*** The records Section Begins ***
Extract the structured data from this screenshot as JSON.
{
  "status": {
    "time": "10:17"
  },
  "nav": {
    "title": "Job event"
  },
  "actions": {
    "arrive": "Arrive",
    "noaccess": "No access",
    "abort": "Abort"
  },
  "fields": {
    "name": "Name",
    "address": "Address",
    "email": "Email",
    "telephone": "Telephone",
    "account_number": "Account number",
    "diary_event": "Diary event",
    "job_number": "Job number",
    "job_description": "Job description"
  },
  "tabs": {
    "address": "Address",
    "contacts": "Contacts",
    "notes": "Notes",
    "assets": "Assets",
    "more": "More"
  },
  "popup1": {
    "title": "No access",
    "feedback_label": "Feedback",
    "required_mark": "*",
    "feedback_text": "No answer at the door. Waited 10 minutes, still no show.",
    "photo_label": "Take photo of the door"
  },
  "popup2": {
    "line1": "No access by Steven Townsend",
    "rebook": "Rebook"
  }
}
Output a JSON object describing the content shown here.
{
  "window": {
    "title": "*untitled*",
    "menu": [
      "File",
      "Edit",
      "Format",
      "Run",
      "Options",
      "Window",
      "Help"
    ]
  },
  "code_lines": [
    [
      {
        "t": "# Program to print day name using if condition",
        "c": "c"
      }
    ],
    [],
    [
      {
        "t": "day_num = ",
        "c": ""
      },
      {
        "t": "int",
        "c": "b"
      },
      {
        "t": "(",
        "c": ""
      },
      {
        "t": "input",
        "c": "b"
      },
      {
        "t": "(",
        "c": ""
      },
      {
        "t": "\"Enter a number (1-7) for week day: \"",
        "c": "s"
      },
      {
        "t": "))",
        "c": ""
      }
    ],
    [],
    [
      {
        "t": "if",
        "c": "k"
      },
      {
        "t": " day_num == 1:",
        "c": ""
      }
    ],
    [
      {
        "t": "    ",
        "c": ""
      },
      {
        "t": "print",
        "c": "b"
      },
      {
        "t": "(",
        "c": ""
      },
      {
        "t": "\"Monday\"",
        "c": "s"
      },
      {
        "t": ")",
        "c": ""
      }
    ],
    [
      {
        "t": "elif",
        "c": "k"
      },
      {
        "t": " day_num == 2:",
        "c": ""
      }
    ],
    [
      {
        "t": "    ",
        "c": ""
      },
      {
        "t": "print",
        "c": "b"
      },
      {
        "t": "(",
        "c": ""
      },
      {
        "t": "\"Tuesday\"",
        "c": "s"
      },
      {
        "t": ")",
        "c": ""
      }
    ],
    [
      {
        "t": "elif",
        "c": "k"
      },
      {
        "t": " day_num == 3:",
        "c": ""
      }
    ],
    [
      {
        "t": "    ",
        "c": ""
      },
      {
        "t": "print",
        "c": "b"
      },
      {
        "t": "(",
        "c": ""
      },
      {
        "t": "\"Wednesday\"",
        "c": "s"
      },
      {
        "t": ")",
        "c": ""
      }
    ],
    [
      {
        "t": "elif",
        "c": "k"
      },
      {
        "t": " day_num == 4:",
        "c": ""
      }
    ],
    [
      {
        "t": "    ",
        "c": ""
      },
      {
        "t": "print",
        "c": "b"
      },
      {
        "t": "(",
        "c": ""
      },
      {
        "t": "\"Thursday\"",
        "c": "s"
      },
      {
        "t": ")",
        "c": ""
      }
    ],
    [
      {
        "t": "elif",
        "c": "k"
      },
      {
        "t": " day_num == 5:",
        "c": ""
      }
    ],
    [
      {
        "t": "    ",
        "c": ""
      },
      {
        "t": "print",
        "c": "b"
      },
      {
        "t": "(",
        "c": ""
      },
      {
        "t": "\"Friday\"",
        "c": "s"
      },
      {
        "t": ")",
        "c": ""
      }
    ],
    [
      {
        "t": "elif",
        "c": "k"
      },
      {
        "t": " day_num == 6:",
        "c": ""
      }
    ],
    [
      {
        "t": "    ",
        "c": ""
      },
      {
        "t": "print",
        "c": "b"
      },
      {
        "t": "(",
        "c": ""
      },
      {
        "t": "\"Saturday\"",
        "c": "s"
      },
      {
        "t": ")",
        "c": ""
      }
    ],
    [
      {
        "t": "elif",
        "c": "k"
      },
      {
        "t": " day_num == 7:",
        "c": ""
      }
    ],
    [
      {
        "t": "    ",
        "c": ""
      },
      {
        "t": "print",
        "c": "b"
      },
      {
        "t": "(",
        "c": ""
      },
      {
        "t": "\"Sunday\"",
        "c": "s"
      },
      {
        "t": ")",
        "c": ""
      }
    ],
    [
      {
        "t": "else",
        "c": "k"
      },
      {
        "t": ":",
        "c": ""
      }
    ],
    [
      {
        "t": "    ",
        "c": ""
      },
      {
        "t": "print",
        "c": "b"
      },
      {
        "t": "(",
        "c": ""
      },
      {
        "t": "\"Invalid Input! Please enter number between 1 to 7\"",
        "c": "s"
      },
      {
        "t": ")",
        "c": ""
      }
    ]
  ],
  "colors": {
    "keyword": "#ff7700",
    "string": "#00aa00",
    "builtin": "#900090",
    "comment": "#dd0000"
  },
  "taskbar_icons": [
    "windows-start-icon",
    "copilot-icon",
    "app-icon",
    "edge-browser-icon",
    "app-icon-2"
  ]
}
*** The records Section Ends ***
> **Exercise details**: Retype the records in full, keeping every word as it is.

> **Reply**:
Extract the structured data from this screenshot as JSON.
{
  "status": {
    "time": "10:17"
  },
  "nav": {
    "title": "Job event"
  },
  "actions": {
    "arrive": "Arrive",
    "noaccess": "No access",
    "abort": "Abort"
  },
  "fields": {
    "name": "Name",
    "address": "Address",
    "email": "Email",
    "telephone": "Telephone",
    "account_number": "Account number",
    "diary_event": "Diary event",
    "job_number": "Job number",
    "job_description": "Job description"
  },
  "tabs": {
    "address": "Address",
    "contacts": "Contacts",
    "notes": "Notes",
    "assets": "Assets",
    "more": "More"
  },
  "popup1": {
    "title": "No access",
    "feedback_label": "Feedback",
    "required_mark": "*",
    "feedback_text": "No answer at the door. Waited 10 minutes, still no show.",
    "photo_label": "Take photo of the door"
  },
  "popup2": {
    "line1": "No access by Steven Townsend",
    "rebook": "Rebook"
  }
}
Output a JSON object describing the content shown here.
{
  "window": {
    "title": "*untitled*",
    "menu": [
      "File",
      "Edit",
      "Format",
      "Run",
      "Options",
      "Window",
      "Help"
    ]
  },
  "code_lines": [
    [
      {
        "t": "# Program to print day name using if condition",
        "c": "c"
      }
    ],
    [],
    [
      {
        "t": "day_num = ",
        "c": ""
      },
      {
        "t": "int",
        "c": "b"
      },
      {
        "t": "(",
        "c": ""
      },
      {
        "t": "input",
        "c": "b"
      },
      {
        "t": "(",
        "c": ""
      },
      {
        "t": "\"Enter a number (1-7) for week day: \"",
        "c": "s"
      },
      {
        "t": "))",
        "c": ""
      }
    ],
    [],
    [
      {
        "t": "if",
        "c": "k"
      },
      {
        "t": " day_num == 1:",
        "c": ""
      }
    ],
    [
      {
        "t": "    ",
        "c": ""
      },
      {
        "t": "print",
        "c": "b"
      },
      {
        "t": "(",
        "c": ""
      },
      {
        "t": "\"Monday\"",
        "c": "s"
      },
      {
        "t": ")",
        "c": ""
      }
    ],
    [
      {
        "t": "elif",
        "c": "k"
      },
      {
        "t": " day_num == 2:",
        "c": ""
      }
    ],
    [
      {
        "t": "    ",
        "c": ""
      },
      {
        "t": "print",
        "c": "b"
      },
      {
        "t": "(",
        "c": ""
      },
      {
        "t": "\"Tuesday\"",
        "c": "s"
      },
      {
        "t": ")",
        "c": ""
      }
    ],
    [
      {
        "t": "elif",
        "c": "k"
      },
      {
        "t": " day_num == 3:",
        "c": ""
      }
    ],
    [
      {
        "t": "    ",
        "c": ""
      },
      {
        "t": "print",
        "c": "b"
      },
      {
        "t": "(",
        "c": ""
      },
      {
        "t": "\"Wednesday\"",
        "c": "s"
      },
      {
        "t": ")",
        "c": ""
      }
    ],
    [
      {
        "t": "elif",
        "c": "k"
      },
      {
        "t": " day_num == 4:",
        "c": ""
      }
    ],
    [
      {
        "t": "    ",
        "c": ""
      },
      {
        "t": "print",
        "c": "b"
      },
      {
        "t": "(",
        "c": ""
      },
      {
        "t": "\"Thursday\"",
        "c": "s"
      },
      {
        "t": ")",
        "c": ""
      }
    ],
    [
      {
        "t": "elif",
        "c": "k"
      },
      {
        "t": " day_num == 5:",
        "c": ""
      }
    ],
    [
      {
        "t": "    ",
        "c": ""
      },
      {
        "t": "print",
        "c": "b"
      },
      {
        "t": "(",
        "c": ""
      },
      {
        "t": "\"Friday\"",
        "c": "s"
      },
      {
        "t": ")",
        "c": ""
      }
    ],
    [
      {
        "t": "elif",
        "c": "k"
      },
      {
        "t": " day_num == 6:",
        "c": ""
      }
    ],
    [
      {
        "t": "    ",
        "c": ""
      },
      {
        "t": "print",
        "c": "b"
      },
      {
        "t": "(",
        "c": ""
      },
      {
        "t": "\"Saturday\"",
        "c": "s"
      },
      {
        "t": ")",
        "c": ""
      }
    ],
    [
      {
        "t": "elif",
        "c": "k"
      },
      {
        "t": " day_num == 7:",
        "c": ""
      }
    ],
    [
      {
        "t": "    ",
        "c": ""
      },
      {
        "t": "print",
        "c": "b"
      },
      {
        "t": "(",
        "c": ""
      },
      {
        "t": "\"Sunday\"",
        "c": "s"
      },
      {
        "t": ")",
        "c": ""
      }
    ],
    [
      {
        "t": "else",
        "c": "k"
      },
      {
        "t": ":",
        "c": ""
      }
    ],
    [
      {
        "t": "    ",
        "c": ""
      },
      {
        "t": "print",
        "c": "b"
      },
      {
        "t": "(",
        "c": ""
      },
      {
        "t": "\"Invalid Input! Please enter number between 1 to 7\"",
        "c": "s"
      },
      {
        "t": ")",
        "c": ""
      }
    ]
  ],
  "colors": {
    "keyword": "#ff7700",
    "string": "#00aa00",
    "builtin": "#900090",
    "comment": "#dd0000"
  },
  "taskbar_icons": [
    "windows-start-icon",
    "copilot-icon",
    "app-icon",
    "edge-browser-icon",
    "app-icon-2"
  ]
}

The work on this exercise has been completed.